The Olympics are here, and everyone is playing to win. But a year of global calamity has made more of us question the consensus on what it takes to be successful in life.
In our 20s, the consensus was that higher testosterone levels played an important role in success in sport and in life, but new research shows that it may not be the engine of performance. for the men and women we have been led to believe, according to a new study published in the journal Scientists progress.
With the decline in social norms, we can finally challenge some of the mistaken myths surrounding the hormone.
Researchers isolated high testosterone from the result
It is widely believed that testosterone is related to socioeconomic standing, despite higher rate of female-male college graduates over the past five years, and misleading income disparity statistics that base their analyzes on the univariate term of sex as the sole determinant of final income and employment status. Breaking with the convention of twenty-teens, researchers from the MRC Integrated Epidemiology Unit (IEU) and Population Health Sciences at the University of Bristol decided to test the myth linking testosterone to socio-economic position, instead of l ‘reverse, or to health affecting both position and testosterone levels.
The researchers isolated the effects of testosterone using a method called Mendelian randomization for a sample of 306,248 adults living in the UK, stored in the UK Biobank. They looked for causal links between testosterone and socio-economic position, such as employment status, income, education, and level of deprivation in her neighborhood, in addition to the effect of testosterone on her. BMI, risky behaviors, health and self-reported health. “There is a widespread belief that a person’s testosterone can affect where they end up in life,” said Amanda Hughes, senior research associate in epidemiology, PHS at Bristol Medical School, in a report. release under embargo shared with IE. “Our results suggest that, despite a lot of mythology surrounding testosterone, its social implications may have been overestimated.”
The research team started by identifying genetic variants linked to higher testosterone levels and then evaluated how these variants showed relationships with the results. Since a genetic code is selected before birth, it remains almost completely the same throughout life (with the exception of a few tragic exceptions, such as radiation exposure and cancer). This dramatically reduced the chances of the variants being altered by health, socio-economic scenarios, and other environmental characteristics encountered over a lifetime. Due to this firm variable, any associated result observed that scientists related to testosterone would show a very strong influence of testosterone on a person’s end result in life.
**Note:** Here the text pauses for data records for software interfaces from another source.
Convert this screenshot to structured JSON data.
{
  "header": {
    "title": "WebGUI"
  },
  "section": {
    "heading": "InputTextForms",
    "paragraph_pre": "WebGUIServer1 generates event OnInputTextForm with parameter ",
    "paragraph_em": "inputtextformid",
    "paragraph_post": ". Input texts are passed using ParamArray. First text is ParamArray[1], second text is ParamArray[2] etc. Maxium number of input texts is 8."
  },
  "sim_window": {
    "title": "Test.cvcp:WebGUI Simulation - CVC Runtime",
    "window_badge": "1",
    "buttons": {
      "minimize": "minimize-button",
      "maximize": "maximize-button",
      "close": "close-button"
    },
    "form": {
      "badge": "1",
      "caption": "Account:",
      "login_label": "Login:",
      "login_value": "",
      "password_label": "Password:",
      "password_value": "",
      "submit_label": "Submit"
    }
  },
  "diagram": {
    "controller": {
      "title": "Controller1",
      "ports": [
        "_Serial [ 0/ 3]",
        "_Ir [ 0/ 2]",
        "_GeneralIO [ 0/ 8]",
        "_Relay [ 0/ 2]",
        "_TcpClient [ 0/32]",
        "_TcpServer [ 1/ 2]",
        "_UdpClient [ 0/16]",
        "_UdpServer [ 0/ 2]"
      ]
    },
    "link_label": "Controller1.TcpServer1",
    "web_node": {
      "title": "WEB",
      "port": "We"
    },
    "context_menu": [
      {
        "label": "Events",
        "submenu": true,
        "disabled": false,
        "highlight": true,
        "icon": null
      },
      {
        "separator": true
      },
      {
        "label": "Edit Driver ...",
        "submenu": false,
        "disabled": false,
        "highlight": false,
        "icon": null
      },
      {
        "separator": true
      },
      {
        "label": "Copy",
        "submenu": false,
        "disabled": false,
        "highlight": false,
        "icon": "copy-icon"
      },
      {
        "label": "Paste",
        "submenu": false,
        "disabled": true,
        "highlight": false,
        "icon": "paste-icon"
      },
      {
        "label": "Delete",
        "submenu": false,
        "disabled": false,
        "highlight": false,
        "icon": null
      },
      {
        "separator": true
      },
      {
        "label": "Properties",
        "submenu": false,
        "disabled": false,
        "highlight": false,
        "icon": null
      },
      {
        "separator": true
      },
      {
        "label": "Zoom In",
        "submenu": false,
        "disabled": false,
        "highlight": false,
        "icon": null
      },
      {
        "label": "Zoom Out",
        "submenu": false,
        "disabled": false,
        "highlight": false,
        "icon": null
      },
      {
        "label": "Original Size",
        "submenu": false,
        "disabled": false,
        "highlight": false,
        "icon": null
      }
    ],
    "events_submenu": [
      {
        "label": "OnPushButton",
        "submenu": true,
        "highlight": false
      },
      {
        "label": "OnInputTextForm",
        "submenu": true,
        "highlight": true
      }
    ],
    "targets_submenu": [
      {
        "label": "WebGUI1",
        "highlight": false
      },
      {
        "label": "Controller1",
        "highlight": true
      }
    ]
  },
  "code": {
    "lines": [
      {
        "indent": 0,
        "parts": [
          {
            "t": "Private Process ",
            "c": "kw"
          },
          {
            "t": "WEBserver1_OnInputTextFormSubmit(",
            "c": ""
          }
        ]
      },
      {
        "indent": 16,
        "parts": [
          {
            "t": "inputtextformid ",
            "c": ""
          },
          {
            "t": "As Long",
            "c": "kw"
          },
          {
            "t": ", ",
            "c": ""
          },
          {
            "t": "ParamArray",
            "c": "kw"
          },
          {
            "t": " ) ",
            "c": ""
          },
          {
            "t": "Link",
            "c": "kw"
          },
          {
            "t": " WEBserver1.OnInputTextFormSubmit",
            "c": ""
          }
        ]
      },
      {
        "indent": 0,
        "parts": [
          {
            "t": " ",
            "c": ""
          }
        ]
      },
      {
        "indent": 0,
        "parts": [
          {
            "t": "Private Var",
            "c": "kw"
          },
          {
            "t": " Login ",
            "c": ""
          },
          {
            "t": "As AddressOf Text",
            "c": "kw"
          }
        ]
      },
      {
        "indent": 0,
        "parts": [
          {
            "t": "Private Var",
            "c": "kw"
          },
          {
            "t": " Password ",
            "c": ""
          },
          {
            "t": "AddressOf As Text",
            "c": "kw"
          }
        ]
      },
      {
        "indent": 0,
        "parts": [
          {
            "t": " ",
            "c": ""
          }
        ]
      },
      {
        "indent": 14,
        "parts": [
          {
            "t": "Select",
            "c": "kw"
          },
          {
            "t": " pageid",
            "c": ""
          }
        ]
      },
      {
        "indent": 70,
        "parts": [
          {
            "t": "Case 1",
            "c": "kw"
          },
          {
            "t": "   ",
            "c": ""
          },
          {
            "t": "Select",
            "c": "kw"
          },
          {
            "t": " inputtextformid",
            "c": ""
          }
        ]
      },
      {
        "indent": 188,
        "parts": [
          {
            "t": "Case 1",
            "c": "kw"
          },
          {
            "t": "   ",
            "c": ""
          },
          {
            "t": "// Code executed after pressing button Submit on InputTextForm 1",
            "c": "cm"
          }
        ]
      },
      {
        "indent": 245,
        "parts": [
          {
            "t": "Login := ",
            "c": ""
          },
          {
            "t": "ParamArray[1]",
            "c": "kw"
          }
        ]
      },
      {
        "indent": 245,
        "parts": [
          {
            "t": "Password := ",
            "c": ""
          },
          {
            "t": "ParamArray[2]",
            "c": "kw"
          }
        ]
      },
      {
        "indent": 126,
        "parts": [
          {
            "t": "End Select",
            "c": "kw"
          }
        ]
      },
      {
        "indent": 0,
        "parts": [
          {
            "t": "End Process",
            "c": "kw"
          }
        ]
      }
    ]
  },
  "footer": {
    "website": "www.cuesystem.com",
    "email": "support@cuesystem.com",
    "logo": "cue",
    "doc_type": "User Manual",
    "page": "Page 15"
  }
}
The role of testosterone in the outcome of life is practically nil
In the past, studies attempting to link men with high testosterone levels with common goals in society, such as higher family income, better neighborhood conditions, the likelihood of graduating from college and getting a job. skilled or coveted employment reported a positive correlation. Such salad days studies have also found a link between higher testosterone levels in women and lower incomes, living in a less affluent neighborhood and less likely to graduate from college. Previous studies have also established a higher link of testosterone in men with better health, with the opposite effect in women and a greater chance of risky behavior in men.
In contrast, the new study found almost no evidence linking genetic variants linked to testosterone levels to any outcome, for men or women. The researchers therefore concluded that there is little evidence to significantly (or scientifically) link testosterone levels to health, socio-economic position, or risk behaviors, for both women and men. . “Higher testosterone levels in men have already been linked to various types of social success,” said Hughes. “A study of male executives found that testosterone was higher for those with more subordinates. A study of male financial traders found that higher testosterone correlated with greater daily profits,” in addition higher education, self-employment and entrepreneurship. But while testosterone is linked to making a person more assertive or prone to take risks, “there are other explanations.”
“For example, a link between higher testosterone levels and success might simply reflect an influence of good health on both,” Hughes said in the embargoed statement. “Alternatively, socio-economic circumstances could affect testosterone levels. A person’s perception of their own success could influence testosterone: in studies of sports matches, it was found that testosterone increased in the winner compared to to the loser. ” In other words, a higher testosterone level is often a consequence of success, which in turn is caused by something else. After years of fad takes and misleading hits, it looks like we are coming to a place, based on empirical evidence, where we can finally say that the role of testosterone in life outcome is much less. that many of us have been led to believe.